He’s the best director to ever helm a Rocky movie, period. With cinematographer Maryse Alberti (The Wrestler), he films the city of Philadelphia much like the original film did, warts and all, lingering on chipped paint and dirty alleys just long enough to make impact. The rhythm and pulse of the streets is alive here, recalling how vital ‘The City of Brotherly Love’ is to these stories and characters.

And the fights? My goodness – Coogler displays a penchant for long tracking shots that would make Alejandro Iñárritu and Alfonso Cuarón jealous. Adonis’ initial fight feels like a continuous take, following him from backroom to knockout in every sense of the word. The epic finale, a mix of HBO hyper-realism and cinematic close-ups, saturates the match in nightmarish hues and old-school camera work that recalls the sheer determinism of previous films. I won’t spoil the conclusion here, but it fits within the context of everything that’s come before.

Even Ludwig Göransson’s soundtrack updates, while respecting, Bill Conti’s original use of symphonic crescendos and thrillingly manipulative cues to bring us to our feet, cheering in all the right places. Like the underlying tale of David vs. Goliath, it’s entirely familiar, yet strangely new and welcome.

Together, Adonis and Rocky share an onscreen charisma that smolders and inspires, letting us share in their new adventure all over again. Creed reunites Coogler with Fruitvale Station’s Michael B. Jordan, an actor who’s also never been better than a performance that’s equal parts bravado and physical. He’s every bit Apollo’s son, eager to cast aside both the wealth and legacy thrust upon him by a man who died before he was even born. The Rocky here is grayed, physically aged, yet all the wiser for having lived through the school of hard-knocks he’s now teaching.

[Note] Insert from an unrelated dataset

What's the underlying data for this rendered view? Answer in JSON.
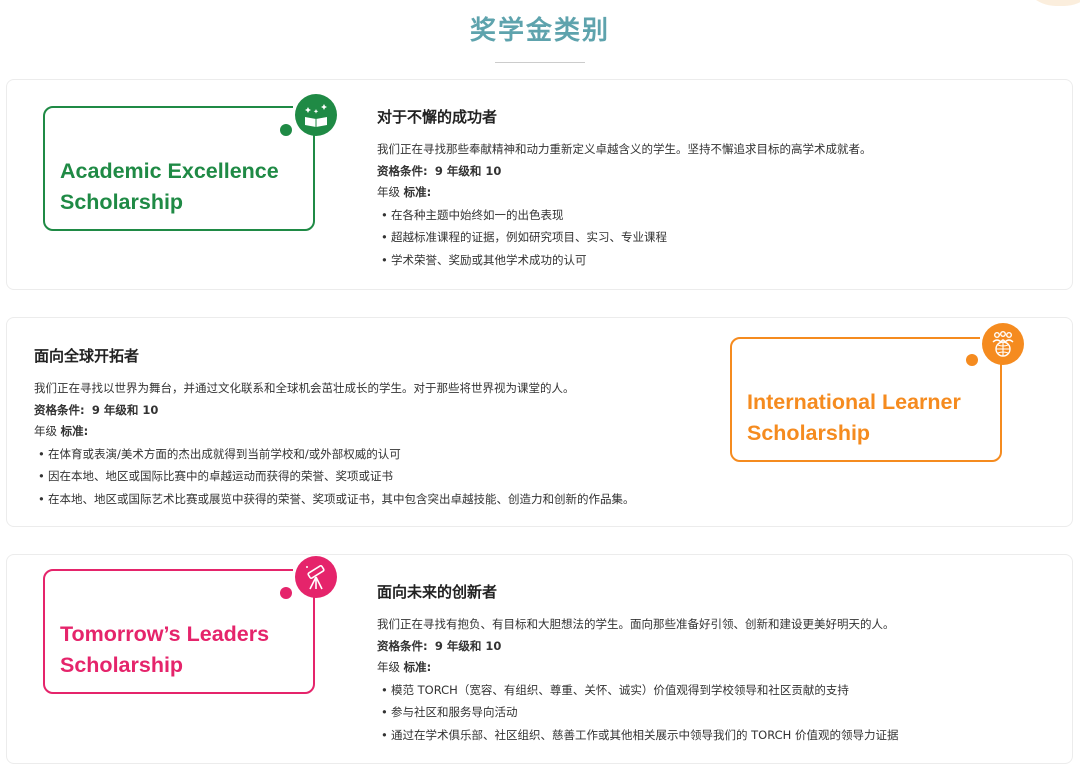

For Stallone, whose 1976 film roles earned him both Oscar nominations for screenwriting and acting (he lost both), adding an actual ‘acting’ win for his seventh turn at the character would be something. This is, without a doubt, the best onscreen performance Sly has ever given.

There will be those who, inevitably, misread Creed as a post-racial recasting of one of cinema’s most endurable icons, blinded by a prism of cultural diversity that never existed. Stallone and his new franchise bearers are smarter than this, knowing all too well their now shared mythology has always been about contrition, sacrifice and, when needed, a little silliness (no robots here, thankfully). Mickey once famously told Rock: “You’re gonna eat lightnin’ and you’re gonna crap thunder!” In Creed, Adonis just craps, and it’s hilarious.

In spite of our best efforts, the world ain’t all sunshine and rainbows, and neither are blockbuster films. As a Rocky film, Creed is one of the best, and certainly the best made since the 1976 original. Whether it heralds an entirely new franchise of its own, much like its titular hero, will be up to the cinema gods if they favor such things. But for those who’ve watched and loved them all, since the beginning, the Rocky saga has come full circle, safely in the hands of new-generation who desperately need its message of hope and inspiration.

About the Author: Nathan Evans